Qualifying for Chapter 7:

Only people who cannot afford their debts are eligible for Chapter 7.  So, you must qualify.  The general rule is that if you can afford to pay part of your debts, you must do so in Chapter 13 bankruptcy, which has many advantages of its own.

The Bankruptcy Means Test:

There are different ways that the bankruptcy system decides if you qualify for Chapter 7.  The main one is the ‘means test’, and only certain people have to take it.  If you make more than the median income for your State (by family size) you must take the ‘means test’, but if you make less than the median income then you already qualify for Chapter 7 and don’t even need to take the ‘means test’. Currently, these are the median income figures by family size in Massachusetts.

In Massachusetts, here’s the median income by family size (for cases filed after May 1, 2012):

  • Family of one: $55,185
  • Family of two: $66,200
  • Family of three: $82,873
  • Family of four: $102,194
  • Add $7,500 for each additional family member.

If you are subject to the ‘means test’, you often will not qualify for Chapter 7, but this is not cut and dry.  It depends on the amount of your secured debt payments, county of residence, whether you are married, have medical issues and a variety of other factors.  These items are factored into the test and, in part, determine if you “pass” the bankruptcy means test and therefore qualify for Chapter 7.

Even if you “pass” the means test or do not have to take it all, there remains what is known as the totality of the circumstances tests under Section 707(b)(3) of the Bankruptcy Code.  This test asks the basic question (i.e. ability to pay) from a less technical perspective and can, at times, require that even people below the median income file Chapter 13 instead of Chapter 7.

What Debts are Discharged in Chapter 7?

Most debts are discharged in Chapter 7.  Credit cards, unsecured personal loans, medical debt, car repossession deficiencies are examples of the types of debts that are generally dischargeable.

What Debts are not Discharged in Chapter 7?

Not all debts are discharged in Chapter 7.  Student loans, recent taxes, and most divorce-related debts are a few examples.

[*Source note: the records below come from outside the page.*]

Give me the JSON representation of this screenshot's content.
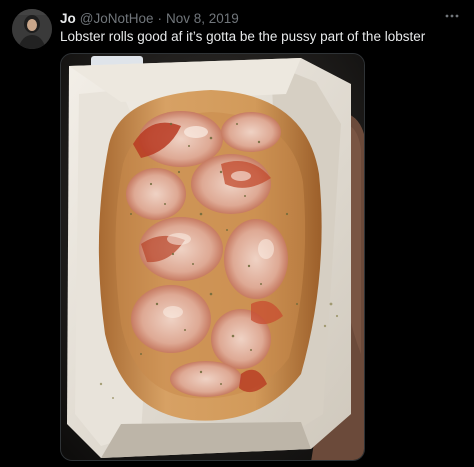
{
  "tweet": {
    "display_name": "Jo",
    "handle": "@JoNotHoe",
    "separator": "·",
    "date": "Nov 8, 2019",
    "text": "Lobster rolls good af it’s gotta be the pussy part of the lobster",
    "more_icon": "more-horizontal-icon",
    "media": {
      "alt": "Photo of a lobster roll in a white paper tray"
    }
  },
  "colors": {
    "background": "#000000",
    "text_primary": "#e7e9ea",
    "text_secondary": "#71767b",
    "border": "#2f3336"
  }
}
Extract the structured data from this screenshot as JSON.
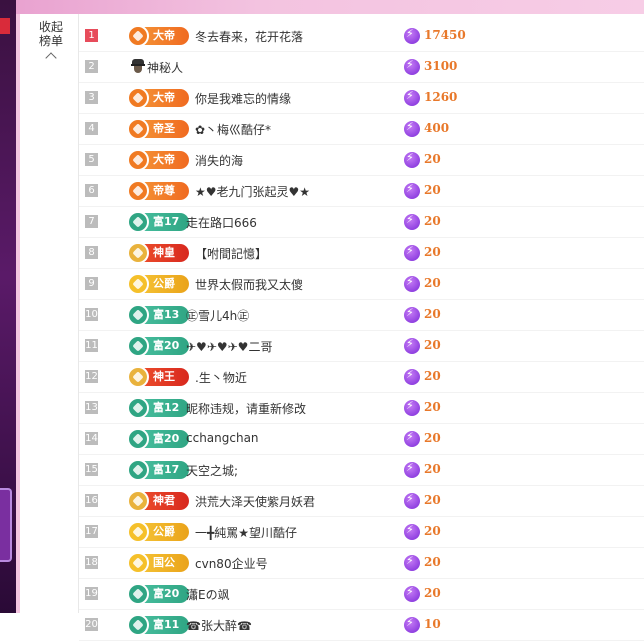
{
  "panel": {
    "collapse_label": "收起榜单"
  },
  "ranking": [
    {
      "rank": "1",
      "badge": "大帝",
      "badge_style": "orange",
      "name": "冬去春来，花开花落",
      "score": "17450"
    },
    {
      "rank": "2",
      "badge": "",
      "badge_style": "mystery",
      "name": "神秘人",
      "score": "3100"
    },
    {
      "rank": "3",
      "badge": "大帝",
      "badge_style": "orange",
      "name": "你是我难忘的情缘",
      "score": "1260"
    },
    {
      "rank": "4",
      "badge": "帝圣",
      "badge_style": "orange",
      "name": "✿丶梅巛酷仔*",
      "score": "400"
    },
    {
      "rank": "5",
      "badge": "大帝",
      "badge_style": "orange",
      "name": "消失的海",
      "score": "20"
    },
    {
      "rank": "6",
      "badge": "帝尊",
      "badge_style": "orange",
      "name": "★♥老九门张起灵♥★",
      "score": "20"
    },
    {
      "rank": "7",
      "badge": "富17",
      "badge_style": "teal",
      "name": "走在路口666",
      "score": "20"
    },
    {
      "rank": "8",
      "badge": "神皇",
      "badge_style": "red",
      "name": "【咐間記憶】",
      "score": "20"
    },
    {
      "rank": "9",
      "badge": "公爵",
      "badge_style": "gold",
      "name": "世界太假而我又太傻",
      "score": "20"
    },
    {
      "rank": "10",
      "badge": "富13",
      "badge_style": "teal",
      "name": "㊣雪儿4h㊣",
      "score": "20"
    },
    {
      "rank": "11",
      "badge": "富20",
      "badge_style": "teal",
      "name": "✈♥✈♥✈♥二哥",
      "score": "20"
    },
    {
      "rank": "12",
      "badge": "神王",
      "badge_style": "red",
      "name": ".生丶物近",
      "score": "20"
    },
    {
      "rank": "13",
      "badge": "富12",
      "badge_style": "teal",
      "name": "昵称违规，请重新修改",
      "score": "20"
    },
    {
      "rank": "14",
      "badge": "富20",
      "badge_style": "teal",
      "name": "cchangchan",
      "score": "20"
    },
    {
      "rank": "15",
      "badge": "富17",
      "badge_style": "teal",
      "name": "天空之城;",
      "score": "20"
    },
    {
      "rank": "16",
      "badge": "神君",
      "badge_style": "red",
      "name": "洪荒大泽天使紫月妖君",
      "score": "20"
    },
    {
      "rank": "17",
      "badge": "公爵",
      "badge_style": "gold",
      "name": "一╋純罵★望川酷仔",
      "score": "20"
    },
    {
      "rank": "18",
      "badge": "国公",
      "badge_style": "gold",
      "name": "cvn80企业号",
      "score": "20"
    },
    {
      "rank": "19",
      "badge": "富20",
      "badge_style": "teal",
      "name": "瀟Eの飒",
      "score": "20"
    },
    {
      "rank": "20",
      "badge": "富11",
      "badge_style": "teal",
      "name": "☎张大醉☎",
      "score": "10"
    }
  ]
}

Credit:

Chapter 7 Bankruptcy stays on your credit report for ten years from the date of filing.  This does not destroy your credit for the whole ten years.  Most people think it does.  What it does do is put a negative mark on your credit for the ten-year period.  As time passes the weight given to the bankruptcy by the credit bureaus gets lighter; after ten years it’s gone completely.

Assets in Chapter 7:

Chapter 7 is a liquidation.  What this means is that, in theory at least, you give up all of your non-exempt property for a discharge of your debts. In reality, most people have very little property, so they do not have to give up any of it in Chapter 7.

If you do have assets that are not exempt and want to keep them, you cannot do so in a Chapter 7 and will need to file a Chapter 13.  You can learn what will happen to your assets in a Chapter 7 bankruptcy by calling us and answering all of our questions honestly.

What Chapter 7 Can’t Do:

In Chapter 7 cases you cannot stop foreclosures by curing mortgage arrears like you can in Chapter 13 cases.  You can also not cram down car loans, strip off wholly unsecured second and third mortgages, and pay off non dischargeable tax debts.  Chapter 13 offers more flexibility and options, which is one of its chief advantages over Chapter 7.  However, sometimes Chapter 7 is the perfect remedy to financial problems that you just can’t fix any other way.

For a FREE consultation regarding which type of bankruptcy is best for you (Ch. 7 or Ch. 13) contact us on-line, fill out the contact form below or call (508) 655-6085 today.